"It's a disaster," says Thomas E. Donahue, traffic patrolman and safety officer. "There are just so many bicycles. They're everywhere. They drive anywhere they want. They don't stop at lights, they don't follow the flow of traffic. A lot ride right down the middle of Mass. Ave."

However, Cambridge police say that while bikers cause problems for city traffic, Harvard students are not the main source of trouble. Problem bikers also include elementary school students and employed adults who commute to work, says Donahue, who runs a bicycle safety program at local elementary schools. "There are [lots of] people coming into Cambridge every day. You can't just pinpoint students at Harvard," he says.

Donahue says that 91 biking-related accidents occurred in 1987, and many of these, he says, were caused by disregard for the biking rules.

Perhaps that is why some Harvard bikers do try to follow biking rules.

Gingerich says that he obeys all of the biking laws. "After seeing CAT-scans of brain-damaged people, I always wear a helmet," he says. "I never ride in the Yard. I would never pull anyone off their bike. I think evil thoughts about them, though."

Henebry says that he follows most rules because he understands why they are made. "Too many bikers speeding always irritates me as a pedestrian," he says.
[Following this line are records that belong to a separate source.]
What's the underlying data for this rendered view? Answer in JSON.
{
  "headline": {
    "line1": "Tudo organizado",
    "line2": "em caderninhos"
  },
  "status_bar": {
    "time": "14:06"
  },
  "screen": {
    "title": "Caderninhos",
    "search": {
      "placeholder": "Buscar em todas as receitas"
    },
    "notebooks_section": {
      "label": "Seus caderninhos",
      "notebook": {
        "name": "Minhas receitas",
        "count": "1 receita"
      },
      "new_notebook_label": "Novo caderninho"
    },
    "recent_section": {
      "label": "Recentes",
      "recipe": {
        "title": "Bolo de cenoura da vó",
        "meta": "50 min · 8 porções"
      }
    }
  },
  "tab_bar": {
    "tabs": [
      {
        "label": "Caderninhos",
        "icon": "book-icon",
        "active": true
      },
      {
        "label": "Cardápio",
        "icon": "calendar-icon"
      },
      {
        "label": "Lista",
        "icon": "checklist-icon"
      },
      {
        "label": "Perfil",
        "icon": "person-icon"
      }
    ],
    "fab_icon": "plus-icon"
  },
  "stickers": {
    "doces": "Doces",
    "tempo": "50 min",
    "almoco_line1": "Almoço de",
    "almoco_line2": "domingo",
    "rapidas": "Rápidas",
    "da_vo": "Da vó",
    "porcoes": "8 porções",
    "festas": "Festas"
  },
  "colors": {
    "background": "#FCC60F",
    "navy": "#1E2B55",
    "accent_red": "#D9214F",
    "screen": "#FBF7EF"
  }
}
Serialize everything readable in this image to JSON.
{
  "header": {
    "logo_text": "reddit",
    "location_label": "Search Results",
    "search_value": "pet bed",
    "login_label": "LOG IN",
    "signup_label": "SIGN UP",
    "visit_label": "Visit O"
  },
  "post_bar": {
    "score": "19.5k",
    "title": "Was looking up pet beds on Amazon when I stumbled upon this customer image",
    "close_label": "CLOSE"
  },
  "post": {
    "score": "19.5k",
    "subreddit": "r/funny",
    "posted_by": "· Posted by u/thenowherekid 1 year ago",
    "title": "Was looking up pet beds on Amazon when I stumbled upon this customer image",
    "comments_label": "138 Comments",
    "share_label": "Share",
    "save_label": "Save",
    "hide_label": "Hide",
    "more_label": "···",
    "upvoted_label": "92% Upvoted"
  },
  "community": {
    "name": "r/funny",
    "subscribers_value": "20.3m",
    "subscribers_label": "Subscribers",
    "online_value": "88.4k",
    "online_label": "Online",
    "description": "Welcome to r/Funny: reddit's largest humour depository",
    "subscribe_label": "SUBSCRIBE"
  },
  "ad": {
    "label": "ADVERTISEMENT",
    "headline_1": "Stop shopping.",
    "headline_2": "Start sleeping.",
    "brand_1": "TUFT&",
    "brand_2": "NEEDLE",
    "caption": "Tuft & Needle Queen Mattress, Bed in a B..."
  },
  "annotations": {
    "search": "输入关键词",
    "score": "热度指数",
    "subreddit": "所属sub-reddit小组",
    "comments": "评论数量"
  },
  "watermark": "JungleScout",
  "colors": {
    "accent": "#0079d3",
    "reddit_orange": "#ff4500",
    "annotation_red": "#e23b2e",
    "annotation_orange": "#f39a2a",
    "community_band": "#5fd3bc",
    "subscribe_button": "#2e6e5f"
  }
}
But even he does not obey all the rules. "I never wear a helmet," says Henebry. "Part of the fun of riding is the wind blowing through your hair."

Employees at the Bicycle Exchange, a bicycle store in Harvard Square, say that they always encourage customers to follow traffic rules, "because motorists don't follow them," says Betsey J. Moore, head cashier at the store.

She says that they also urge bicycle riders to wear helmets, "because staying alive is better than being alive as a parapalegic."